--- Problem to solve ---
Work out how many lines in the entries below contain the string "Tables". Reply with that figure alone.

--- Provided data ---
......
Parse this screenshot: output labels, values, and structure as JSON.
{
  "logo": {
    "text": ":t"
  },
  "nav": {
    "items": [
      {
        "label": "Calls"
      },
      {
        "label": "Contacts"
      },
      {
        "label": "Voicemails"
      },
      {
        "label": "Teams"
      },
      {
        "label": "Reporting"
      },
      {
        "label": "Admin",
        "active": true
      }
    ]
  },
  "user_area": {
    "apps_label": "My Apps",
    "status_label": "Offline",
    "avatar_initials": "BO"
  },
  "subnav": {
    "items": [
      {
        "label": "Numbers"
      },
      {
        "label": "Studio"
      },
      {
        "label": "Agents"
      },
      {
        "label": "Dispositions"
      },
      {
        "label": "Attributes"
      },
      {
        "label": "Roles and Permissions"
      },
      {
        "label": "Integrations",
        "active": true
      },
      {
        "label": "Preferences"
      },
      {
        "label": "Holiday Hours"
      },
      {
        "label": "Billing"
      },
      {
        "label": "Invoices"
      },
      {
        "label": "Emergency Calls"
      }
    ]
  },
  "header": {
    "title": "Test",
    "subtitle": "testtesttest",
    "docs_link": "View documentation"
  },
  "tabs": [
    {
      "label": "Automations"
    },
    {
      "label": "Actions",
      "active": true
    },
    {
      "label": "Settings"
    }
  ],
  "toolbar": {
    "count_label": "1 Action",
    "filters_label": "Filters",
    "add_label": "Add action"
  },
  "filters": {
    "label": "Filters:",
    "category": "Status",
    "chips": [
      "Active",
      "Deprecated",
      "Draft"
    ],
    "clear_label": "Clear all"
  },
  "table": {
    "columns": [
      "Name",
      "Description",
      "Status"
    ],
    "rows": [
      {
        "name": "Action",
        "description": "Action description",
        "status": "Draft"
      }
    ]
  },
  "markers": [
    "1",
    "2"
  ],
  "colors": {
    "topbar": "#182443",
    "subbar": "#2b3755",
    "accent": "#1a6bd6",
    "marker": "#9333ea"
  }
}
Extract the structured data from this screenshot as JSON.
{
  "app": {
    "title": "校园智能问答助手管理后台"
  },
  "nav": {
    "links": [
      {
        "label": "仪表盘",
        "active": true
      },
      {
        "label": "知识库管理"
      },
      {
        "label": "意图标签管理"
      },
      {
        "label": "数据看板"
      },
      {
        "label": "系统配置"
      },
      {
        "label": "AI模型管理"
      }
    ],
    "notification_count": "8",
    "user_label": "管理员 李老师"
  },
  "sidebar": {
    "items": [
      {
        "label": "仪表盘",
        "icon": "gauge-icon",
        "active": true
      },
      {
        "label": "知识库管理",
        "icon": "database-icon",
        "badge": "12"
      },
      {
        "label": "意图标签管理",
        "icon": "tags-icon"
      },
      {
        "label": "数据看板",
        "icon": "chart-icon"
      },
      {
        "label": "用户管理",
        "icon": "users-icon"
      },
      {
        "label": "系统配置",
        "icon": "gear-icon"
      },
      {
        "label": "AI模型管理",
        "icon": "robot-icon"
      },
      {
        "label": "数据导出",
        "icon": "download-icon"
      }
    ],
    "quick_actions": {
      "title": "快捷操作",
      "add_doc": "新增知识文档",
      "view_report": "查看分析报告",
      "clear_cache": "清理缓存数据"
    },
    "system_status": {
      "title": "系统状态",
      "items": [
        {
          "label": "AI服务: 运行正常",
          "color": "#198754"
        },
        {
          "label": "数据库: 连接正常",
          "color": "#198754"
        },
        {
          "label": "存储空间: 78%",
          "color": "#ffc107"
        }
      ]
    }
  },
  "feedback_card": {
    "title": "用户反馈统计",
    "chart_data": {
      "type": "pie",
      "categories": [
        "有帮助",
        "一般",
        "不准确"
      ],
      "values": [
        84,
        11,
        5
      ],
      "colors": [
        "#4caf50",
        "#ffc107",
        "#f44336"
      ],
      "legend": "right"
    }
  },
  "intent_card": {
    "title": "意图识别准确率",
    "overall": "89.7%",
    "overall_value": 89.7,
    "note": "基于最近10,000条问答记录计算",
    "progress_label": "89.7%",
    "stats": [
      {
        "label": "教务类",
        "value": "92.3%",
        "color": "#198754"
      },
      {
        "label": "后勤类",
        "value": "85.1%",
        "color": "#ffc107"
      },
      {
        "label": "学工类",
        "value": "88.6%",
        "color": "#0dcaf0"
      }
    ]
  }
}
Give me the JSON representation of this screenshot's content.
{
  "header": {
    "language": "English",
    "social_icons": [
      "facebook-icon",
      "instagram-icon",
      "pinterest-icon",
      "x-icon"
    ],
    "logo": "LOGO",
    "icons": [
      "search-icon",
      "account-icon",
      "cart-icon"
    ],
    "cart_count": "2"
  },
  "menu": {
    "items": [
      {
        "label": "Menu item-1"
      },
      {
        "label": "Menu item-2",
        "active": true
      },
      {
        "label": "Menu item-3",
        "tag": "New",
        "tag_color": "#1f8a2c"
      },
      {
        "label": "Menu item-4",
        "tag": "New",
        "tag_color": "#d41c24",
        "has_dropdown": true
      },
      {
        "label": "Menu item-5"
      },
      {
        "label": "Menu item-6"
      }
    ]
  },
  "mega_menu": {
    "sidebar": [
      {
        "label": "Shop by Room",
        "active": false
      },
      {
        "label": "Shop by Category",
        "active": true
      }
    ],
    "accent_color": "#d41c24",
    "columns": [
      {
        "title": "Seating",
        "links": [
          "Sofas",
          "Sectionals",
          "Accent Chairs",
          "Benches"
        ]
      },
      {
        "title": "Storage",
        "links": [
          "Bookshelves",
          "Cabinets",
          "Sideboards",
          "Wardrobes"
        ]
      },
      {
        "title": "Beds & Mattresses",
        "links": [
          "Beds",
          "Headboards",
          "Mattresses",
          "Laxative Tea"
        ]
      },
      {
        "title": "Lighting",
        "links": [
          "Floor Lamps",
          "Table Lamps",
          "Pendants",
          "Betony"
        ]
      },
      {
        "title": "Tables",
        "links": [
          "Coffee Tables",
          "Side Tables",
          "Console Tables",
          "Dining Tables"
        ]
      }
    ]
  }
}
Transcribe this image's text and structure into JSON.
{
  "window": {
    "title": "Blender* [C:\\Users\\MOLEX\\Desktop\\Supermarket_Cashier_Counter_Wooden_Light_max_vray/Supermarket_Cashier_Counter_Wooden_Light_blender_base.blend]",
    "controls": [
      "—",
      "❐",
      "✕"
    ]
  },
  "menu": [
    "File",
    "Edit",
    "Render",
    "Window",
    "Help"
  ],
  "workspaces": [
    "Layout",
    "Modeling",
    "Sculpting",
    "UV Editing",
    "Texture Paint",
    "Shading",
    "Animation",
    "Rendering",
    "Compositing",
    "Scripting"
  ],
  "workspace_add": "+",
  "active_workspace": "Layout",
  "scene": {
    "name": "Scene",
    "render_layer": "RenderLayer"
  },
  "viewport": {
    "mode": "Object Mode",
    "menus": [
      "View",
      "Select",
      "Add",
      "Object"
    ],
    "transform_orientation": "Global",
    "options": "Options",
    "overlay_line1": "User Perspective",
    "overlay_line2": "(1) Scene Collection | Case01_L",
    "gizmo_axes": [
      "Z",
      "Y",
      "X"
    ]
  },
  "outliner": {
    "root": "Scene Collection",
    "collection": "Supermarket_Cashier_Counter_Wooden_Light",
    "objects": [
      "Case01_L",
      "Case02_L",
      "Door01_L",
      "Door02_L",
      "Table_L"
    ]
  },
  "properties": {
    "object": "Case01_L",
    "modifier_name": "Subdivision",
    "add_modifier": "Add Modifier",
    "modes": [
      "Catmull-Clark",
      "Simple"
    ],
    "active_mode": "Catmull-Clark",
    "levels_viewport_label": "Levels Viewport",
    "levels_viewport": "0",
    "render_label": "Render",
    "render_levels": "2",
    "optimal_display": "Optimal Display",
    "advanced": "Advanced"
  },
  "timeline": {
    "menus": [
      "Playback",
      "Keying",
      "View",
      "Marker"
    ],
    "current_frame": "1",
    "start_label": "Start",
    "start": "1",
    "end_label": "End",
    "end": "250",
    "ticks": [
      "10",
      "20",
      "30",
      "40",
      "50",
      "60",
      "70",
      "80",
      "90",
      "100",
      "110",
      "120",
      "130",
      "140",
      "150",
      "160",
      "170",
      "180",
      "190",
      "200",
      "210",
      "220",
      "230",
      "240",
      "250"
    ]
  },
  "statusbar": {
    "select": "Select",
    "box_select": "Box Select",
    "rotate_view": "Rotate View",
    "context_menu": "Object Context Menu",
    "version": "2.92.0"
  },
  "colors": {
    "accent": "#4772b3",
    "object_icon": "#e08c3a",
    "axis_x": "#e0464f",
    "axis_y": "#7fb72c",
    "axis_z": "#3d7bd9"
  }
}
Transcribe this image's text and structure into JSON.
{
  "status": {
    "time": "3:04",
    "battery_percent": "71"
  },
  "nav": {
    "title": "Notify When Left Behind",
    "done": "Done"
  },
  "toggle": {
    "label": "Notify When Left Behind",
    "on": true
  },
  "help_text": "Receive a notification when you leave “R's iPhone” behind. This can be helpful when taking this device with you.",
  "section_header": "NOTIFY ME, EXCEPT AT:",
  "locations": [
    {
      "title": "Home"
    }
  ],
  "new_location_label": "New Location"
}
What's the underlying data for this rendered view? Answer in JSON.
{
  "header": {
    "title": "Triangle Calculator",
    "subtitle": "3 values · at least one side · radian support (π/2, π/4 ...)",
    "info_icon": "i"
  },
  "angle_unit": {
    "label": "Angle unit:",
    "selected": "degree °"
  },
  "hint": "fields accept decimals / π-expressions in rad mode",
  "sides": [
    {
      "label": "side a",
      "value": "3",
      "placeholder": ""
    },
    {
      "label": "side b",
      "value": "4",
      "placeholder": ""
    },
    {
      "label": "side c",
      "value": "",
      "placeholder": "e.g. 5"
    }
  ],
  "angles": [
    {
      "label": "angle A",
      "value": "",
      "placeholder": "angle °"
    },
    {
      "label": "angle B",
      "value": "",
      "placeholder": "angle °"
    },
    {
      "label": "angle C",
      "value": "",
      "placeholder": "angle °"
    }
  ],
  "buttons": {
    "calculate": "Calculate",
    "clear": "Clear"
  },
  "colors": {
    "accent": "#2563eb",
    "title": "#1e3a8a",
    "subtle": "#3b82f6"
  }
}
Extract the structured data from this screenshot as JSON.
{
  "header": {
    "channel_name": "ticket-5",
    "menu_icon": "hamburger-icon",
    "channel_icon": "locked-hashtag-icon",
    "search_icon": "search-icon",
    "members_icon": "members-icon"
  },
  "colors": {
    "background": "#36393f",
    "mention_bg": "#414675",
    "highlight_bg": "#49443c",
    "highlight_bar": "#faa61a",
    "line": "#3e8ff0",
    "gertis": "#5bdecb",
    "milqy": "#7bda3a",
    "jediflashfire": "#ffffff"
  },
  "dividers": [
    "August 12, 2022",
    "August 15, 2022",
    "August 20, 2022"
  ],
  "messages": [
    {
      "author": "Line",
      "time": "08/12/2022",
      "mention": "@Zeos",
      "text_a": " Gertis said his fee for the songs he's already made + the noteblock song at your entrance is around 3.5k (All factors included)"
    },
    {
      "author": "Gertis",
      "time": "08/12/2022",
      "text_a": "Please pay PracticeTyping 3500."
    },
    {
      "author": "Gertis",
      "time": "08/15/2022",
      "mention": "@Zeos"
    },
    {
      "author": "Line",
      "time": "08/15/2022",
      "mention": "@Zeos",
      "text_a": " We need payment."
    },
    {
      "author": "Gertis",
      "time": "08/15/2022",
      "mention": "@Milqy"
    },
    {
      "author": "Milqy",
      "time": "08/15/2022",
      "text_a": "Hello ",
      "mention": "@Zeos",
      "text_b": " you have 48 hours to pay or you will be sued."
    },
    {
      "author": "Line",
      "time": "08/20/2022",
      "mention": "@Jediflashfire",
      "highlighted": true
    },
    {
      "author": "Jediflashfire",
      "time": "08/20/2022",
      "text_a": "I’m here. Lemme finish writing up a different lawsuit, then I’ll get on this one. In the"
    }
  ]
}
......
--- Solved problem ---
5